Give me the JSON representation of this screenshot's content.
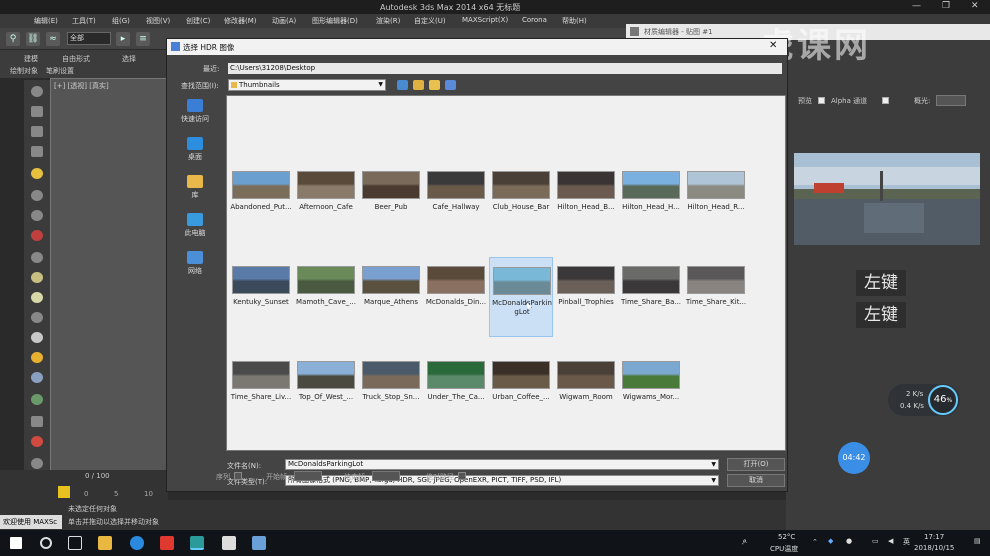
{
  "app": {
    "title": "Autodesk 3ds Max  2014 x64     无标题",
    "window_controls": [
      "—",
      "❐",
      "✕"
    ],
    "menu": [
      "编辑(E)",
      "工具(T)",
      "组(G)",
      "视图(V)",
      "创建(C)",
      "修改器(M)",
      "动画(A)",
      "图形编辑器(D)",
      "渲染(R)",
      "自定义(U)",
      "MAXScript(X)",
      "Corona",
      "帮助(H)"
    ],
    "selection_filter": "全部",
    "ribbon": {
      "tab_a": "建模",
      "tab_b": "自由形式",
      "tab_c": "选择",
      "tab_d": "绘制对象",
      "tab_e": "笔刷设置"
    },
    "viewport_label": "[+] [透视] [真实]",
    "timeline": "0 / 100",
    "timeline_ticks": [
      "0",
      "5",
      "10"
    ],
    "status_line1": "未选定任何对象",
    "status_line2": "单击并拖动以选择并移动对象",
    "welcome": "欢迎使用 MAXSc"
  },
  "material_editor": {
    "title": "材质编辑器 - 贴图 #1",
    "preview_label": "预览",
    "alpha_label": "Alpha 通道",
    "gamma_label": "概光:",
    "captions": [
      "左键",
      "左键"
    ],
    "perf": {
      "upload": "2 K/s",
      "download": "0.4 K/s",
      "percent": "46",
      "percent_unit": "%"
    },
    "timer": "04:42"
  },
  "watermark": "虎课网",
  "dialog": {
    "title": "选择 HDR 图像",
    "close": "✕",
    "recent_label": "最近:",
    "recent_path": "C:\\Users\\31208\\Desktop",
    "lookin_label": "查找范围(I):",
    "lookin_value": "Thumbnails",
    "places": [
      {
        "label": "快速访问",
        "color": "#3a7fd5"
      },
      {
        "label": "桌面",
        "color": "#2d8ee0"
      },
      {
        "label": "库",
        "color": "#e8b84a"
      },
      {
        "label": "此电脑",
        "color": "#3a9ae0"
      },
      {
        "label": "网络",
        "color": "#4a8fd8"
      }
    ],
    "files": [
      {
        "name": "Abandoned_Put...",
        "c1": "#6a9fd0",
        "c2": "#7a6e5a"
      },
      {
        "name": "Afternoon_Cafe",
        "c1": "#5a4a3a",
        "c2": "#8a7a6a"
      },
      {
        "name": "Beer_Pub",
        "c1": "#7a6a5a",
        "c2": "#4a3a30"
      },
      {
        "name": "Cafe_Hallway",
        "c1": "#3a3a3a",
        "c2": "#6a5a4a"
      },
      {
        "name": "Club_House_Bar",
        "c1": "#4a4038",
        "c2": "#7a6a58"
      },
      {
        "name": "Hilton_Head_B...",
        "c1": "#3a3434",
        "c2": "#6a5a50"
      },
      {
        "name": "Hilton_Head_H...",
        "c1": "#7ab0e0",
        "c2": "#5a6a5a"
      },
      {
        "name": "Hilton_Head_R...",
        "c1": "#b0c4d8",
        "c2": "#8a8a80"
      },
      {
        "name": "Kentuky_Sunset",
        "c1": "#5a7aa8",
        "c2": "#3a4a5a"
      },
      {
        "name": "Mamoth_Cave_...",
        "c1": "#6a8a5a",
        "c2": "#4a5a40"
      },
      {
        "name": "Marque_Athens",
        "c1": "#7aa0d0",
        "c2": "#5a5040"
      },
      {
        "name": "McDonalds_Din...",
        "c1": "#5a4a3a",
        "c2": "#8a7060"
      },
      {
        "name": "McDonaldsParkingLot",
        "c1": "#7ab8d8",
        "c2": "#6a8a98",
        "selected": true
      },
      {
        "name": "Pinball_Trophies",
        "c1": "#3a3838",
        "c2": "#6a6058"
      },
      {
        "name": "Time_Share_Ba...",
        "c1": "#6a6a68",
        "c2": "#3a3838"
      },
      {
        "name": "Time_Share_Kit...",
        "c1": "#5a5858",
        "c2": "#8a8480"
      },
      {
        "name": "Time_Share_Liv...",
        "c1": "#4a4a4a",
        "c2": "#7a7870"
      },
      {
        "name": "Top_Of_West_...",
        "c1": "#8ab0d8",
        "c2": "#4a4a40"
      },
      {
        "name": "Truck_Stop_Sn...",
        "c1": "#4a5a6a",
        "c2": "#7a6a5a"
      },
      {
        "name": "Under_The_Ca...",
        "c1": "#2a6a3a",
        "c2": "#5a8a6a"
      },
      {
        "name": "Urban_Coffee_...",
        "c1": "#3a3028",
        "c2": "#6a5a48"
      },
      {
        "name": "Wigwam_Room",
        "c1": "#4a4038",
        "c2": "#6a5848"
      },
      {
        "name": "Wigwams_Mor...",
        "c1": "#7aa8d0",
        "c2": "#4a7a3a"
      }
    ],
    "filename_label": "文件名(N):",
    "filename_value": "McDonaldsParkingLot",
    "filetype_label": "文件类型(T):",
    "filetype_value": "所有图像格式 (PNG, BMP, Targa, HDR, SGI, JPEG, OpenEXR, PICT, TIFF, PSD, IFL)",
    "open_button": "打开(O)",
    "cancel_button": "取消",
    "sequence_label": "序列",
    "start_label": "开始帧:",
    "end_label": "结束帧:",
    "gamma_label": "绝对路径"
  },
  "taskbar": {
    "temp": "52°C",
    "temp_label": "CPU温度",
    "ime": "英",
    "time": "17:17",
    "date": "2018/10/15"
  }
}
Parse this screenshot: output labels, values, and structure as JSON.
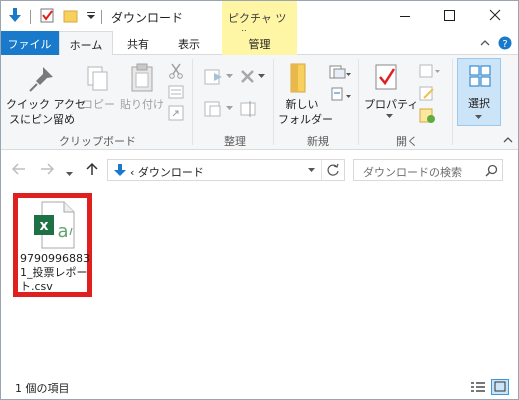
{
  "window": {
    "title": "ダウンロード",
    "context_tab_header": "ピクチャ ツール"
  },
  "tabs": {
    "file": "ファイル",
    "home": "ホーム",
    "share": "共有",
    "view": "表示",
    "manage": "管理"
  },
  "ribbon": {
    "pin_quick_access": "クイック アクセ\nスにピン留め",
    "pin_line1": "クイック アクセ",
    "pin_line2": "スにピン留め",
    "copy": "コピー",
    "paste": "貼り付け",
    "clipboard_group": "クリップボード",
    "organize_group": "整理",
    "new_folder_line1": "新しい",
    "new_folder_line2": "フォルダー",
    "new_group": "新規",
    "properties": "プロパティ",
    "open_group": "開く",
    "select": "選択"
  },
  "address": {
    "path": "‹ ダウンロード",
    "search_placeholder": "ダウンロードの検索"
  },
  "files": [
    {
      "name": "97909968831_投票レポート.csv",
      "icon": "excel-csv-icon"
    }
  ],
  "status": {
    "item_count": "1 個の項目"
  },
  "colors": {
    "file_tab": "#1979ca",
    "context_tab": "#fff6a5",
    "selection_highlight": "#e0201f",
    "select_button": "#cce4f7"
  }
}
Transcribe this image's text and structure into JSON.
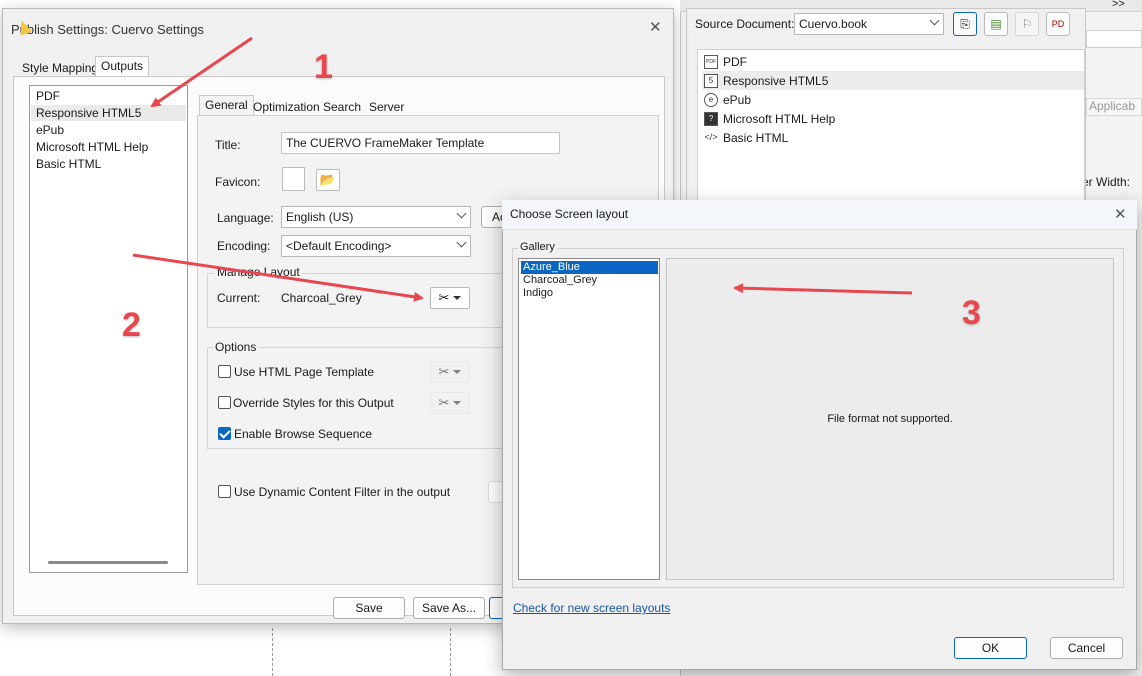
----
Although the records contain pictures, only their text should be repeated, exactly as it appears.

Give me the JSON representation of this screenshot's content.
{
  "app": {
    "title": "Autodesk 3ds Max  2014 x64     无标题",
    "window_controls": [
      "—",
      "❐",
      "✕"
    ],
    "menu": [
      "编辑(E)",
      "工具(T)",
      "组(G)",
      "视图(V)",
      "创建(C)",
      "修改器(M)",
      "动画(A)",
      "图形编辑器(D)",
      "渲染(R)",
      "自定义(U)",
      "MAXScript(X)",
      "Corona",
      "帮助(H)"
    ],
    "selection_filter": "全部",
    "ribbon": {
      "tab_a": "建模",
      "tab_b": "自由形式",
      "tab_c": "选择",
      "tab_d": "绘制对象",
      "tab_e": "笔刷设置"
    },
    "viewport_label": "[+] [透视] [真实]",
    "timeline": "0 / 100",
    "timeline_ticks": [
      "0",
      "5",
      "10"
    ],
    "status_line1": "未选定任何对象",
    "status_line2": "单击并拖动以选择并移动对象",
    "welcome": "欢迎使用 MAXSc"
  },
  "material_editor": {
    "title": "材质编辑器 - 贴图 #1",
    "preview_label": "预览",
    "alpha_label": "Alpha 通道",
    "gamma_label": "概光:",
    "captions": [
      "左键",
      "左键"
    ],
    "perf": {
      "upload": "2 K/s",
      "download": "0.4 K/s",
      "percent": "46",
      "percent_unit": "%"
    },
    "timer": "04:42"
  },
  "watermark": "虎课网",
  "dialog": {
    "title": "选择 HDR 图像",
    "close": "✕",
    "recent_label": "最近:",
    "recent_path": "C:\\Users\\31208\\Desktop",
    "lookin_label": "查找范围(I):",
    "lookin_value": "Thumbnails",
    "places": [
      {
        "label": "快速访问",
        "color": "#3a7fd5"
      },
      {
        "label": "桌面",
        "color": "#2d8ee0"
      },
      {
        "label": "库",
        "color": "#e8b84a"
      },
      {
        "label": "此电脑",
        "color": "#3a9ae0"
      },
      {
        "label": "网络",
        "color": "#4a8fd8"
      }
    ],
    "files": [
      {
        "name": "Abandoned_Put...",
        "c1": "#6a9fd0",
        "c2": "#7a6e5a"
      },
      {
        "name": "Afternoon_Cafe",
        "c1": "#5a4a3a",
        "c2": "#8a7a6a"
      },
      {
        "name": "Beer_Pub",
        "c1": "#7a6a5a",
        "c2": "#4a3a30"
      },
      {
        "name": "Cafe_Hallway",
        "c1": "#3a3a3a",
        "c2": "#6a5a4a"
      },
      {
        "name": "Club_House_Bar",
        "c1": "#4a4038",
        "c2": "#7a6a58"
      },
      {
        "name": "Hilton_Head_B...",
        "c1": "#3a3434",
        "c2": "#6a5a50"
      },
      {
        "name": "Hilton_Head_H...",
        "c1": "#7ab0e0",
        "c2": "#5a6a5a"
      },
      {
        "name": "Hilton_Head_R...",
        "c1": "#b0c4d8",
        "c2": "#8a8a80"
      },
      {
        "name": "Kentuky_Sunset",
        "c1": "#5a7aa8",
        "c2": "#3a4a5a"
      },
      {
        "name": "Mamoth_Cave_...",
        "c1": "#6a8a5a",
        "c2": "#4a5a40"
      },
      {
        "name": "Marque_Athens",
        "c1": "#7aa0d0",
        "c2": "#5a5040"
      },
      {
        "name": "McDonalds_Din...",
        "c1": "#5a4a3a",
        "c2": "#8a7060"
      },
      {
        "name": "McDonaldsParkingLot",
        "c1": "#7ab8d8",
        "c2": "#6a8a98",
        "selected": true
      },
      {
        "name": "Pinball_Trophies",
        "c1": "#3a3838",
        "c2": "#6a6058"
      },
      {
        "name": "Time_Share_Ba...",
        "c1": "#6a6a68",
        "c2": "#3a3838"
      },
      {
        "name": "Time_Share_Kit...",
        "c1": "#5a5858",
        "c2": "#8a8480"
      },
      {
        "name": "Time_Share_Liv...",
        "c1": "#4a4a4a",
        "c2": "#7a7870"
      },
      {
        "name": "Top_Of_West_...",
        "c1": "#8ab0d8",
        "c2": "#4a4a40"
      },
      {
        "name": "Truck_Stop_Sn...",
        "c1": "#4a5a6a",
        "c2": "#7a6a5a"
      },
      {
        "name": "Under_The_Ca...",
        "c1": "#2a6a3a",
        "c2": "#5a8a6a"
      },
      {
        "name": "Urban_Coffee_...",
        "c1": "#3a3028",
        "c2": "#6a5a48"
      },
      {
        "name": "Wigwam_Room",
        "c1": "#4a4038",
        "c2": "#6a5848"
      },
      {
        "name": "Wigwams_Mor...",
        "c1": "#7aa8d0",
        "c2": "#4a7a3a"
      }
    ],
    "filename_label": "文件名(N):",
    "filename_value": "McDonaldsParkingLot",
    "filetype_label": "文件类型(T):",
    "filetype_value": "所有图像格式 (PNG, BMP, Targa, HDR, SGI, JPEG, OpenEXR, PICT, TIFF, PSD, IFL)",
    "open_button": "打开(O)",
    "cancel_button": "取消",
    "sequence_label": "序列",
    "start_label": "开始帧:",
    "end_label": "结束帧:",
    "gamma_label": "绝对路径"
  },
  "taskbar": {
    "temp": "52°C",
    "temp_label": "CPU温度",
    "ime": "英",
    "time": "17:17",
    "date": "2018/10/15"
  }
}
Parse this screenshot: output labels, values, and structure as JSON.
{
  "window": {
    "title": "ダウンロード",
    "context_tab_header": "ピクチャ ツール"
  },
  "tabs": {
    "file": "ファイル",
    "home": "ホーム",
    "share": "共有",
    "view": "表示",
    "manage": "管理"
  },
  "ribbon": {
    "pin_quick_access": "クイック アクセ\nスにピン留め",
    "pin_line1": "クイック アクセ",
    "pin_line2": "スにピン留め",
    "copy": "コピー",
    "paste": "貼り付け",
    "clipboard_group": "クリップボード",
    "organize_group": "整理",
    "new_folder_line1": "新しい",
    "new_folder_line2": "フォルダー",
    "new_group": "新規",
    "properties": "プロパティ",
    "open_group": "開く",
    "select": "選択"
  },
  "address": {
    "path": "‹ ダウンロード",
    "search_placeholder": "ダウンロードの検索"
  },
  "files": [
    {
      "name": "97909968831_投票レポート.csv",
      "icon": "excel-csv-icon"
    }
  ],
  "status": {
    "item_count": "1 個の項目"
  },
  "colors": {
    "file_tab": "#1979ca",
    "context_tab": "#fff6a5",
    "selection_highlight": "#e0201f",
    "select_button": "#cce4f7"
  }
}
Transcribe this image's text and structure into JSON.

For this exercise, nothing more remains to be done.